' As she began to paint, she saw rhythm in the tree's repeated forms, in the upward reach of the trunk furrows, its bare hanging withes reaching down, its laden boughs tangled with those of other trees. In one sweep she united the branches into a mantle of cedars. her swinging arm became a swoop of greenery, boughs from adjacent trees breathing into each other, supporting each other, all one.'..........Chapter 36

It would be two decades before Emily Carr's work received recognition but today her work is represented in major art galleries all over the world.
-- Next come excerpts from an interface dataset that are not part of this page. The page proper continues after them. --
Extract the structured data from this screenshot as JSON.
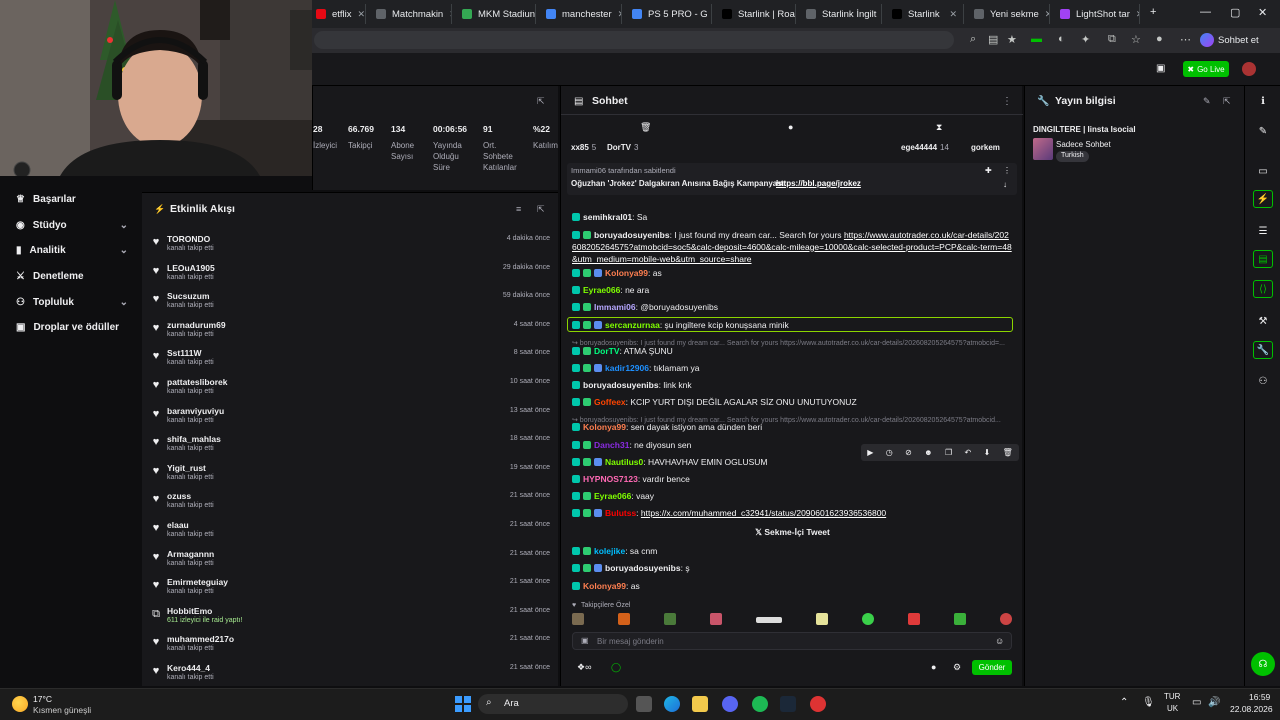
{
  "browser": {
    "tabs": [
      {
        "label": "etflix",
        "color": "#e50914"
      },
      {
        "label": "Matchmakin",
        "color": "#5f6368"
      },
      {
        "label": "MKM Stadiun",
        "color": "#34a853"
      },
      {
        "label": "manchester",
        "color": "#4285f4"
      },
      {
        "label": "PS 5 PRO - G",
        "color": "#4285f4"
      },
      {
        "label": "Starlink | Roa",
        "color": "#000000"
      },
      {
        "label": "Starlink İngilt",
        "color": "#5f6368"
      },
      {
        "label": "Starlink",
        "color": "#000000"
      },
      {
        "label": "Yeni sekme",
        "color": "#5f6368"
      },
      {
        "label": "LightShot tar",
        "color": "#a142f4"
      }
    ],
    "profile_label": "Sohbet et"
  },
  "topnav": {
    "golive_label": "Go Live"
  },
  "sidebar": {
    "items": [
      {
        "label": "Başarılar",
        "icon": "trophy-icon",
        "glyph": "♕"
      },
      {
        "label": "Stüdyo",
        "icon": "studio-icon",
        "glyph": "◉",
        "chev": "⌄"
      },
      {
        "label": "Analitik",
        "icon": "chart-icon",
        "glyph": "▮",
        "chev": "⌄"
      },
      {
        "label": "Denetleme",
        "icon": "sword-icon",
        "glyph": "⚔"
      },
      {
        "label": "Topluluk",
        "icon": "community-icon",
        "glyph": "⚇",
        "chev": "⌄"
      },
      {
        "label": "Droplar ve ödüller",
        "icon": "gift-icon",
        "glyph": "▣"
      }
    ]
  },
  "stats": {
    "items": [
      {
        "value": "28",
        "label": "İzleyici"
      },
      {
        "value": "66.769",
        "label": "Takipçi"
      },
      {
        "value": "134",
        "label": "Abone Sayısı"
      },
      {
        "value": "00:06:56",
        "label": "Yayında Olduğu Süre"
      },
      {
        "value": "91",
        "label": "Ort. Sohbete Katılanlar"
      },
      {
        "value": "%22",
        "label": "Katılım"
      }
    ]
  },
  "activity": {
    "title": "Etkinlik Akışı",
    "rows": [
      {
        "name": "TORONDO",
        "sub": "kanalı takip etti",
        "time": "4 dakika önce"
      },
      {
        "name": "LEOuA1905",
        "sub": "kanalı takip etti",
        "time": "29 dakika önce"
      },
      {
        "name": "Sucsuzum",
        "sub": "kanalı takip etti",
        "time": "59 dakika önce"
      },
      {
        "name": "zurnadurum69",
        "sub": "kanalı takip etti",
        "time": "4 saat önce"
      },
      {
        "name": "Sst111W",
        "sub": "kanalı takip etti",
        "time": "8 saat önce"
      },
      {
        "name": "pattatesliborek",
        "sub": "kanalı takip etti",
        "time": "10 saat önce"
      },
      {
        "name": "baranviyuviyu",
        "sub": "kanalı takip etti",
        "time": "13 saat önce"
      },
      {
        "name": "shifa_mahlas",
        "sub": "kanalı takip etti",
        "time": "18 saat önce"
      },
      {
        "name": "Yigit_rust",
        "sub": "kanalı takip etti",
        "time": "19 saat önce"
      },
      {
        "name": "ozuss",
        "sub": "kanalı takip etti",
        "time": "21 saat önce"
      },
      {
        "name": "elaau",
        "sub": "kanalı takip etti",
        "time": "21 saat önce"
      },
      {
        "name": "Armagannn",
        "sub": "kanalı takip etti",
        "time": "21 saat önce"
      },
      {
        "name": "Emirmeteguiay",
        "sub": "kanalı takip etti",
        "time": "21 saat önce"
      },
      {
        "name": "HobbitEmo",
        "sub": "611 izleyici ile raid yaptı!",
        "time": "21 saat önce",
        "raid": true
      },
      {
        "name": "muhammed217o",
        "sub": "kanalı takip etti",
        "time": "21 saat önce"
      },
      {
        "name": "Kero444_4",
        "sub": "kanalı takip etti",
        "time": "21 saat önce"
      }
    ]
  },
  "chat": {
    "title": "Sohbet",
    "top_bits": [
      {
        "name": "xx85",
        "value": "5"
      },
      {
        "name": "DorTV",
        "value": "3"
      },
      {
        "name": "ege44444",
        "value": "14"
      },
      {
        "name": "gorkem",
        "value": ""
      }
    ],
    "pinned_by": "Immami06 tarafından sabitlendi",
    "pinned_text": "Oğuzhan 'Jrokez' Dalgakıran Anısına Bağış Kampanyası:",
    "pinned_link": "https://bbl.page/jrokez",
    "messages": [
      {
        "user": "semihkral01",
        "color": "#efeff1",
        "text": "Sa"
      },
      {
        "user": "boruyadosuyenibs",
        "color": "#efeff1",
        "text": "I just found my dream car... Search for yours",
        "link": "https://www.autotrader.co.uk/car-details/202608205264575?atmobcid=soc5&calc-deposit=4600&calc-mileage=10000&calc-selected-product=PCP&calc-term=48&utm_medium=mobile-web&utm_source=share"
      },
      {
        "user": "Kolonya99",
        "color": "#ff7f50",
        "text": "as"
      },
      {
        "user": "Eyrae066",
        "color": "#7fff00",
        "text": "ne ara"
      },
      {
        "user": "Immami06",
        "color": "#b6a7ff",
        "text": "@boruyadosuyenibs"
      },
      {
        "user": "sercanzurnaa",
        "color": "#7fff00",
        "text": "şu ingiltere kcip konuşsana minik"
      },
      {
        "reply": "↪ boruyadosuyenibs: I just found my dream car... Search for yours https://www.autotrader.co.uk/car-details/202608205264575?atmobcid=..."
      },
      {
        "user": "DorTV",
        "color": "#00ff7f",
        "text": "ATMA ŞUNU"
      },
      {
        "user": "kadir12906",
        "color": "#1e90ff",
        "text": "tıklamam ya"
      },
      {
        "user": "boruyadosuyenibs",
        "color": "#efeff1",
        "text": "link knk"
      },
      {
        "user": "Goffeex",
        "color": "#ff4500",
        "text": "KCIP YURT DIŞI DEĞİL AGALAR SİZ ONU UNUTUYONUZ"
      },
      {
        "reply": "↪ boruyadosuyenibs: I just found my dream car... Search for yours https://www.autotrader.co.uk/car-details/202608205264575?atmobcid..."
      },
      {
        "user": "Kolonya99",
        "color": "#ff7f50",
        "text": "sen dayak istiyon ama dünden beri"
      },
      {
        "user": "Danch31",
        "color": "#8a2be2",
        "text": "ne diyosun sen"
      },
      {
        "user": "Nautilus0",
        "color": "#7fff00",
        "text": "HAVHAVHAV EMIN OGLUSUM"
      },
      {
        "user": "HYPNOS7123",
        "color": "#ff69b4",
        "text": "vardır bence"
      },
      {
        "user": "Eyrae066",
        "color": "#7fff00",
        "text": "vaay"
      },
      {
        "user": "Bulutss",
        "color": "#ff0000",
        "text": "",
        "link": "https://x.com/muhammed_c32941/status/2090601623936536800"
      },
      {
        "tweet": "Sekme-İçi Tweet"
      },
      {
        "user": "kolejike",
        "color": "#00bfff",
        "text": "sa cnm"
      },
      {
        "user": "boruyadosuyenibs",
        "color": "#efeff1",
        "text": "ş"
      },
      {
        "user": "Kolonya99",
        "color": "#ff7f50",
        "text": "as"
      }
    ],
    "follower_emotes_label": "Takipçilere Özel",
    "input_placeholder": "Bir mesaj gönderin",
    "send_label": "Gönder"
  },
  "stream_info": {
    "title": "Yayın bilgisi",
    "stream_title": "DINGILTERE | Iinsta Isocial",
    "mode": "Sadece Sohbet",
    "tag": "Turkish"
  },
  "taskbar": {
    "weather_temp": "17°C",
    "weather_desc": "Kısmen güneşli",
    "search_label": "Ara",
    "lang_line1": "TUR",
    "lang_line2": "UK",
    "time": "16:59",
    "date": "22.08.2026"
  }
}
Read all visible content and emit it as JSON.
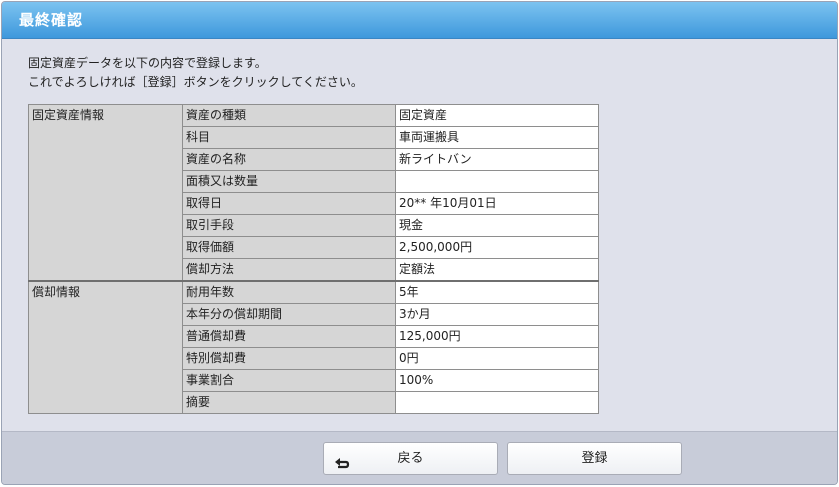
{
  "dialog": {
    "title": "最終確認"
  },
  "message": {
    "line1": "固定資産データを以下の内容で登録します。",
    "line2": "これでよろしければ［登録］ボタンをクリックしてください。"
  },
  "fixed_asset_info": {
    "group_label": "固定資産情報",
    "rows": [
      {
        "label": "資産の種類",
        "value": "固定資産"
      },
      {
        "label": "科目",
        "value": "車両運搬具"
      },
      {
        "label": "資産の名称",
        "value": "新ライトバン"
      },
      {
        "label": "面積又は数量",
        "value": ""
      },
      {
        "label": "取得日",
        "value": "20** 年10月01日"
      },
      {
        "label": "取引手段",
        "value": "現金"
      },
      {
        "label": "取得価額",
        "value": "2,500,000円"
      },
      {
        "label": "償却方法",
        "value": "定額法"
      }
    ]
  },
  "depreciation_info": {
    "group_label": "償却情報",
    "rows": [
      {
        "label": "耐用年数",
        "value": "5年"
      },
      {
        "label": "本年分の償却期間",
        "value": "3か月"
      },
      {
        "label": "普通償却費",
        "value": "125,000円"
      },
      {
        "label": "特別償却費",
        "value": "0円"
      },
      {
        "label": "事業割合",
        "value": "100%"
      },
      {
        "label": "摘要",
        "value": ""
      }
    ]
  },
  "buttons": {
    "back_label": "戻る",
    "back_icon": "return-arrow-icon",
    "register_label": "登録"
  },
  "colors": {
    "title_bar": "#3e98dc",
    "label_cell": "#d6d6d6",
    "value_cell": "#ffffff"
  }
}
I loved every word of The Forest Lover and it is a certainty for one of my favourite historical fiction novels this year. It's always a pleasure to read about someone previously unheard of and Susan Vreeland's feeling for her subject is obvious in the way she captures the spirit of a true artist. The descriptive prose is gorgeous and brings the grandeur and beauty of the Pacific NorthWest vividly to life and the history of the region and the native people was fascinating. Plenty of extras with a map, a conversation with the author and book club questions and a book I'm happy to recommend wholeheartedly.

Historical Fiction Challenge


  1. Did you know that Emily Carr herself wrote some books? I have them all; they're wonderful! She's as good a writer as she is an artist.

    The Book of Small
    Klee Wyck
    The Heart of a Peacock
    Growing Pains
    The House of Small

  2. Sorry that last one is supposed to be The House of All Sorts

  3. Thanks Trish - I remember them being mentioned in the book. I'll have to have a look and see if they're available here.

  4. My very first audiobook that I truly loved was The Passion of Artemisia by Susan Vreeland. I fell in love with audiobooks and the author. Will make a note to pick this one up.

  5. I found my copy in a secondhandshop and have had no luck finding SV's other books in the library so far.
    I have yet to experience an an audiobook!